A 7-year-old Maryland girl remains in critical condition after being struck by a truck while getting off her school bus this week, the latest in a recent rash of accidents involving children at bus stops.
Skyla Shirriel was struck by a pickup truck Tuesday while crossing the street in Bryantown, Maryland, about an hour’s drive southeast of Washington, D.C.
Although the bus had activated its flashing red lights and stop sign, a 35-year-old woman driving a Ford F-250 hit the girl as she was trying to get to her home across the street, the Charles County Sheriff’s Office said in a press release.
Skyla was immediately flown to Children’s National Hospital in Washington with critical injuries, the release said.

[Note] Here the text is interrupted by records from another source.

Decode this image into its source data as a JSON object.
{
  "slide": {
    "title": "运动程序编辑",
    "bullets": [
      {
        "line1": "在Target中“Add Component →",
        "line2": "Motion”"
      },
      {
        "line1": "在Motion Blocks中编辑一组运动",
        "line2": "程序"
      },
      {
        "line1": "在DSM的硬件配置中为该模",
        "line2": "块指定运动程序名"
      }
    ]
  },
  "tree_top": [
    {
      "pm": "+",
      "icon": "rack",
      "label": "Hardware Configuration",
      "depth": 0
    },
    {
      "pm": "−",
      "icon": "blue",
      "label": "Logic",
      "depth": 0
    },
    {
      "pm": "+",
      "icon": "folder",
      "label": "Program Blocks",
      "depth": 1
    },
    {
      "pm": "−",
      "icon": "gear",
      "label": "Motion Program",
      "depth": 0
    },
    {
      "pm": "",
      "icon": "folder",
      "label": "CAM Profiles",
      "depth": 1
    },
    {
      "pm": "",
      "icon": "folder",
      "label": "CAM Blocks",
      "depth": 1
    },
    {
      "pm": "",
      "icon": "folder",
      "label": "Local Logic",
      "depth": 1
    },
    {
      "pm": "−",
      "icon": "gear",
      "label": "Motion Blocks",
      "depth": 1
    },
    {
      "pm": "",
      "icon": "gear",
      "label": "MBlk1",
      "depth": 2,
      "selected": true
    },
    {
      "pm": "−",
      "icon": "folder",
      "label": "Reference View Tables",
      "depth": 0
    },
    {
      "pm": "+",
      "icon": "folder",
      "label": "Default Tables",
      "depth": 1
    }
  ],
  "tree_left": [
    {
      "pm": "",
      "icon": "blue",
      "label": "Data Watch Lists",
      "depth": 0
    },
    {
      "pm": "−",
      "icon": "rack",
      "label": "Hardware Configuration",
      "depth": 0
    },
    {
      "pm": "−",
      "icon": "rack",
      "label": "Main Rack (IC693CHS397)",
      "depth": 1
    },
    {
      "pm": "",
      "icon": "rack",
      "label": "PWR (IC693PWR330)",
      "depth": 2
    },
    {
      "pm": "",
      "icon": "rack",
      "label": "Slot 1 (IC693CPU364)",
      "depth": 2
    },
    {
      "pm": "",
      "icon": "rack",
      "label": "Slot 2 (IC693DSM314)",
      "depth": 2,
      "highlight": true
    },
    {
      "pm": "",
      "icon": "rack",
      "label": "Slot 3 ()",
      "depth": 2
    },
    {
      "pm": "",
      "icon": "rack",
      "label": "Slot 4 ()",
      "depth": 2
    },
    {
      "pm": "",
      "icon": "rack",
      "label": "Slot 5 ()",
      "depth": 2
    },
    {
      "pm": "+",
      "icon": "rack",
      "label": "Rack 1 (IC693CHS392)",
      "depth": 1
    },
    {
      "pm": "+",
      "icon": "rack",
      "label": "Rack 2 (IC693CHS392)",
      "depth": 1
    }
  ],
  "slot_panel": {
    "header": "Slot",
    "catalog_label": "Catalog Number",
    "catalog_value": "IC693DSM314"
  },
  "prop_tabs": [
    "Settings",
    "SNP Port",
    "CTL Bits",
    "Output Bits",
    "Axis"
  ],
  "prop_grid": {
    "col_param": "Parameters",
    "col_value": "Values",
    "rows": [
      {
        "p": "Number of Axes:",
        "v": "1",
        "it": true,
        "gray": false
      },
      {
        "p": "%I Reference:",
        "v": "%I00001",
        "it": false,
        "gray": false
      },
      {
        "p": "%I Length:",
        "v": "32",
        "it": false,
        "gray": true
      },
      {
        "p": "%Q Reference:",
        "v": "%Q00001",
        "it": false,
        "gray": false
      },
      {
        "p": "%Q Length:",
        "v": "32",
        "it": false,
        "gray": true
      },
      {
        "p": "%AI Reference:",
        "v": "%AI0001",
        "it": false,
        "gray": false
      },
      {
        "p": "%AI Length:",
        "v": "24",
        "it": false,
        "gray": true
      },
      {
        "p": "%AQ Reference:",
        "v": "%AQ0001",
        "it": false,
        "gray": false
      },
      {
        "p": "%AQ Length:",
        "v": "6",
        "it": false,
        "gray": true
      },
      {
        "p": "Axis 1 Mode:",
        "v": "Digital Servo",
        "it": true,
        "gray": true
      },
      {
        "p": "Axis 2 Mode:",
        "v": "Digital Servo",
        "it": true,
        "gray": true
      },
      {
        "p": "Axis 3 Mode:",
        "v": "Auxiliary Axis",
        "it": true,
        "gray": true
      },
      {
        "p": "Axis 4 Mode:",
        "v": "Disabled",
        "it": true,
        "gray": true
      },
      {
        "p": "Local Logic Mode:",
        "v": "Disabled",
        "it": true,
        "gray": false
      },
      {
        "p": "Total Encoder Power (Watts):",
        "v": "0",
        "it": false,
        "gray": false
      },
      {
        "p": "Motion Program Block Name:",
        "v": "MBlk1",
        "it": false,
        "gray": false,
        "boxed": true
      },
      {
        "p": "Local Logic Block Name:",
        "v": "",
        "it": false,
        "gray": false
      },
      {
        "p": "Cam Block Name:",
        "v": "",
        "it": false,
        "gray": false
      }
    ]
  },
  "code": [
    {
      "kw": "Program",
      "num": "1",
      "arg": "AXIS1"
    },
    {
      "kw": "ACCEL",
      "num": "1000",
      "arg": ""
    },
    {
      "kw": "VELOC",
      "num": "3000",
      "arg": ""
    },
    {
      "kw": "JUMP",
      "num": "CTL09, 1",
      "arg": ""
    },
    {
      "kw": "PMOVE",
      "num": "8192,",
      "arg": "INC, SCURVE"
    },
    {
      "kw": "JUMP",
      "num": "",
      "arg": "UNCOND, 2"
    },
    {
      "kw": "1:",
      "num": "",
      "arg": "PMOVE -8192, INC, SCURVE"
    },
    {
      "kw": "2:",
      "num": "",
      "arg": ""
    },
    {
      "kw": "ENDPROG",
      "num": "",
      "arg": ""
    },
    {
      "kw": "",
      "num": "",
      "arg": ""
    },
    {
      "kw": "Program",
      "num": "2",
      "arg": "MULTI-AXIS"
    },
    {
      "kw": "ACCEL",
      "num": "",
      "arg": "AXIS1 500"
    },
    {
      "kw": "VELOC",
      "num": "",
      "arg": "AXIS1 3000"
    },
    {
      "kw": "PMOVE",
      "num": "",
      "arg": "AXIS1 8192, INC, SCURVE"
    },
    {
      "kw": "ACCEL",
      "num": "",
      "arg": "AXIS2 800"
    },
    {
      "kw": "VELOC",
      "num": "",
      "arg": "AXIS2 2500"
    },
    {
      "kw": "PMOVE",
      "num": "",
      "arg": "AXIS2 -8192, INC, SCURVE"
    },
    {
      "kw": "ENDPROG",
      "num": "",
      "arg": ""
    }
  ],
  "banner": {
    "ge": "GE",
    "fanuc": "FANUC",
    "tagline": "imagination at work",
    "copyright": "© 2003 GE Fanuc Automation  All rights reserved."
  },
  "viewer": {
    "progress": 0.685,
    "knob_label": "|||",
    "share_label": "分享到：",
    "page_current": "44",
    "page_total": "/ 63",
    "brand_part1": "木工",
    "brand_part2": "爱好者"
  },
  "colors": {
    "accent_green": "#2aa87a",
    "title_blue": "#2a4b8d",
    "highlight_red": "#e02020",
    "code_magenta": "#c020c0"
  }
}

“She was late last night put in a medically induced coma,” family friend Mike Wathen told WJLA on Wednesday.
Diane Richardson, a spokeswoman with the Charles County Sheriff’s Office, told CNN Thursday that Skyla was in critical but stable condition.
The truck driver, whose name has not been disclosed, remained on the scene after the incident and the case is still under investigation, officials said.
“She’s not in custody as charges are still pending. We are waiting for the investigation to wrap up, which could take a couple of weeks,” Richardson told CNN.
School officials said the family has been keeping them informed of Skyla’s well being and has asked for assistance with food and gas.
“She is receiving the best medical attention at this time for several severe injuries, and her family is there with her,” Robert Opiekun, T.C. Martin Elementary School principal, said in a press release.
“I spoke with Skyla’s father, Mr. Shirriel, and he told me that any assistance would be appreciated.”
No other injuries were reported in the accident, but Charles County first responders said a 53-year-old was transported to a hospital after suffering a panic attack.
Wathen said his children witnessed the incident and were nearly hit too.
“The other three little boys were pretty shook up. They had a tough time last night,” said Wathen. “They just had questions about what happened to her. They all saw it.”
Bus driver Joselyn Brown told WJLA that she often sees drivers not stopping for the blinking lights and extended stop sign.
“I will see them coming and know they’re not gonna stop…I push my horn until they go by [and] they still don’t stop. All of us experience it every day,” she said.”Just stop! Stop when you see the yellow lights even. Slow down! Stop! Somebody’s child is gonna get hurt just like what happened yesterday,” said Brown.
One of many recent bus-stop accidents
In most states, drivers are required to stop and wait for a stopped school bus flashing its lights with a raised stop arm.
But they often don’t. The Maryland State Department of Education conducted a survey that found 3,812 bus-stop violations — such as motorists passing stopped buses — on one single day last spring.
A similar survey by the National Association of State Directors of Pupil Transportation Services, published in August, found bus drivers reported that nearly 84,000 vehicles passed their buses illegally during the 2017-2018 school year.
The latest accident in Maryland is just one of many in recent weeks. In the last month there have been at least five other reports of children being killed or injured when they were struck by vehicles while waiting for their school bus, getting off the bus or boarding the bus.
- In rural Indiana, three siblings were killed as they were crossing the street to catch their bus.
- In Tampa, Florida, five students were rushed to the hospital after a car hit them at a bus stop.
- In Tallahassee, Florida, a 5-year-old boy was injured while he was trying to board a bus.
- In Mississippi, a 9-year-old was killed as he crossed the road to board a bus.
- In Pennsylvania, a 7-year-old boy was found dead on the side of the road near his home after he was run over by a vehicle.